The script of the event is as follows. I plan on setting up individual white tents inside the courtyard for one complete day. Why white tents? Firstly, I want the tents to be seen as mini space makers. I want people to circulate through them as they move through the site. They would move from outside to inside and back to outside. I want them to spark curiosity and ambiguity. Why are they here? Do they begin to define and influence the path people are taking through the courtyard?
I also see them as a way to define specific program. Each tent may have a specific program. One tent can be designated as work space, another for a food stand, one for socializing, and the others simply for circulation. Multiple tents could have similar or the same program. It is my intention that the program of the specific tent is not apparent on the outside. By traveling through them, the public understands what you do inside them. People will ether pass right through them and ignore the event taking place inside, or the event may slow down their path and spark curiosity and interest.
Although each tent has a specific function or program, I want there to be a sense of no barriers. I want people to understand that although each tent is a separate component, they are all interrelated to one another. Multiple tents could be positioned in a way so that more than one is defining an interior space. The program in these specially positioned tents could have the “open shell” idea that Tyler defined in my interview with him.
Another aspect of the experiment is the concept of precise indeterminacy; the idea that the designer constructs a “generative system of formal production, controls its behavior over time, and selects forms that emerge from its operation” (Kolarevic 26). I want the program of each tent to be defined yet allow the people who engage the space to affect what happens inside it. For example, if the “work space” tent has benches inside, will students move the benches around? Will they move the benches outside the tent all together? I want the space to continuously change as more students pass through it. I want the tents to be responsive to the students. Is it possible for the program within the tent to completely transform as students see fit.
Like I mentioned previously, I am interested in uncertainty. I am uncertain what the projected outcome of the event will be. That being said, I want to receive specific results from the experiment. I see both the failure and success of the space to be extremely valuable. In fact, I hope that I see a mixture of both. My actions during the experiment will have to respond to the failure of the space. Can I re-arrange or change the tents during the experiment to respond to how people are passing through the space. The result of the experiment will not be something that I gather at the end of the day but rather continuously throughout the entirety of the intervention. What aspects had to change? What things about the space attracted people to stay and use the tents? How were people interacting with each other? Were students meeting fellow students they had never met before? Was the ambiguity and uncertainty of the space attracting students to stay rather than pass through?

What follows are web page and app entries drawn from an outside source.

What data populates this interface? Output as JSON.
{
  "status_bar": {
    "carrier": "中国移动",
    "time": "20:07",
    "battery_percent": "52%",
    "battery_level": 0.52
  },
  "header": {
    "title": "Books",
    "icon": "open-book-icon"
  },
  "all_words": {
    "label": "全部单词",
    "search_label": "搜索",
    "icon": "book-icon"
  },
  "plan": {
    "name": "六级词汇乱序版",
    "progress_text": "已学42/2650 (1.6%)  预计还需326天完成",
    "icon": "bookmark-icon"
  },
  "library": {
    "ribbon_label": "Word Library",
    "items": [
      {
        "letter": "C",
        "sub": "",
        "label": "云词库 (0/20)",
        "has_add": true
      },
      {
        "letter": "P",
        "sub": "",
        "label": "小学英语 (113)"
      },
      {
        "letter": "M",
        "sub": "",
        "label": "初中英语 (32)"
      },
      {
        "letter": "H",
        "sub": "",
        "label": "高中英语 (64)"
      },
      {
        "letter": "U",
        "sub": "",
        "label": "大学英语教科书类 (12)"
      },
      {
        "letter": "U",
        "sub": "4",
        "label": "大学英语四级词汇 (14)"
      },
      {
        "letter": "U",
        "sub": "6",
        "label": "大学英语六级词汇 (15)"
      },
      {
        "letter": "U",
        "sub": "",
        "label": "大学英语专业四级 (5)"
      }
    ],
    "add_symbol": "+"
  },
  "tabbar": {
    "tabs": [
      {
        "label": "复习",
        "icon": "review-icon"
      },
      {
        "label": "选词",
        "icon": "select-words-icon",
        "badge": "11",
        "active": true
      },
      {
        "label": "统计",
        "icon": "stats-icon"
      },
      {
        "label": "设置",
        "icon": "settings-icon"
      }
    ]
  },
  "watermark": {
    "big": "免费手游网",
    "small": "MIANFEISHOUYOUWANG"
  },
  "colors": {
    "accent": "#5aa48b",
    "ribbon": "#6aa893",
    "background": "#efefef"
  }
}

It is too presumptuous to think that the results of this experiment will be the answer to RISD’s lack of a unified community. However, I am hoping it will begin to show whether the physical location of the site (an in-between space on campus with heavy circulation going through it), and the idea of the space (an amorphous, uncertain, and changing space, with multiple programs, can have positive results on campus.